    1. Impact of EAO: Sarah and Nick Wilms are facing uncertainty after both their blocks of land in North Wonthaggi were placed under an Environmental Audit Overlay by the Victorian government. This overlay has significantly reduced the value of properties in the area and requires landowners to conduct environmental assessments before building permits can be obtained.
    2. Community and Political Response: About 100 residents, including Sarah and Nick, attended a rally with Victorian Opposition leader John Pesutto and other Liberal Party members to protest the overlay. Residents expressed frustration over the sudden imposition of potentially high costs and delays due to the required environmental assessments.
    3. Government and Council Response: The Victorian Planning Authority (VPA) applied the overlay despite earlier reports, and the Environment Protection Authority (EPA) is now involved to assess the contamination concerns. The Bass Coast Shire Council has appointed an independent environmental auditor to conduct a Preliminary Risk Screen Assessment (PRSA) to determine if the overlay can be removed.
  • Inflation rises slightly in April to 3.6pc but economists say that should ring 'alarm bells' for RBA - ABC News
    Key takeaways from the article
    1. The monthly Consumer Price Index (CPI) indicator is not as comprehensive as the quarterly data but still offers a reasonable picture of price trends. For April, it included up-to-date prices for 62% of the CPI basket.
    2. Services prices, especially in categories like housing, fuel, electricity, health, education, and financial and insurance services, remain high and contribute significantly to inflation. The unemployment rate rose to 4.1% in April from 3.9% in March, with an increase of 30,300 unemployed people.
    3. Economists like Stephen Walters and Warren Hogan suggest that further interest rate hikes, while unlikely, cannot be ruled out due to the upside inflation surprise. On the other hand, Anneke Thompson and Saul Eslake predict that the RBA might not raise rates immediately but might delay any rate cuts until at least February next year.

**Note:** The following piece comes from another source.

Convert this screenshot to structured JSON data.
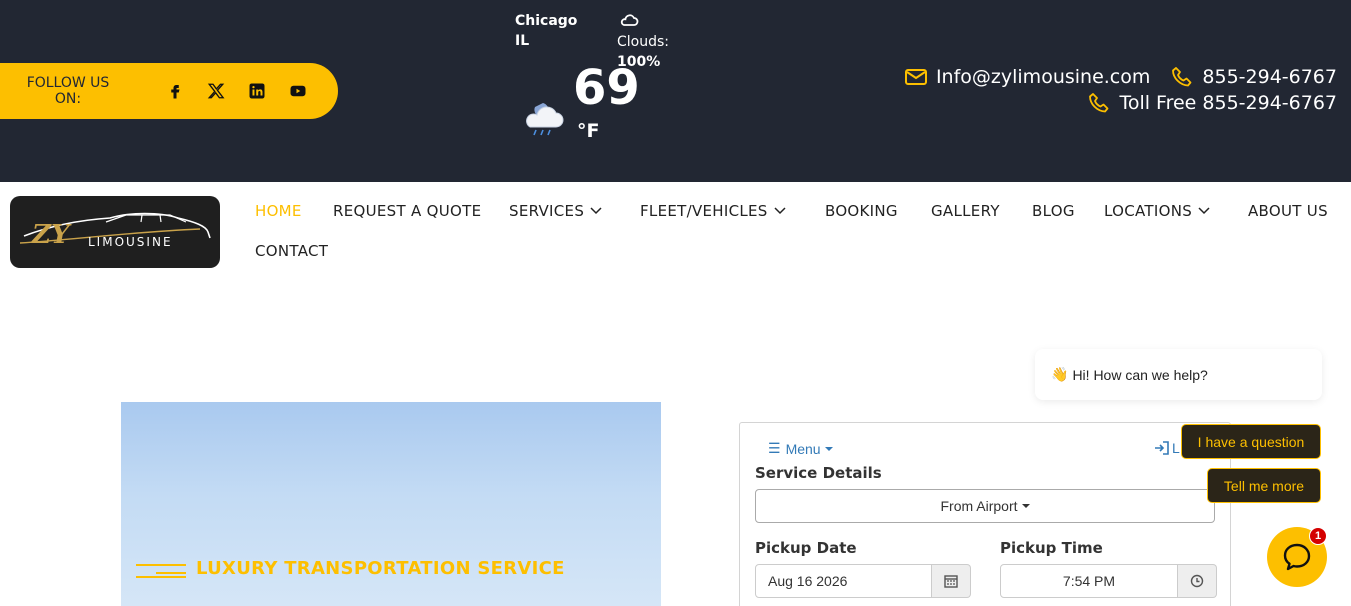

What's new in your neighbourhood? These are a few recent updates that are happening in some of our local communities.


Here are a few things that members of our team have stumbled across over the month. Whether thought-provoking, interesting or entertaining, we want to share them with you.

8FF6E1D4-BB3C-45CC-9A0C-8DBFE4234663 Close

The Neighbourhood

We believe that everyone deserves to love where they live.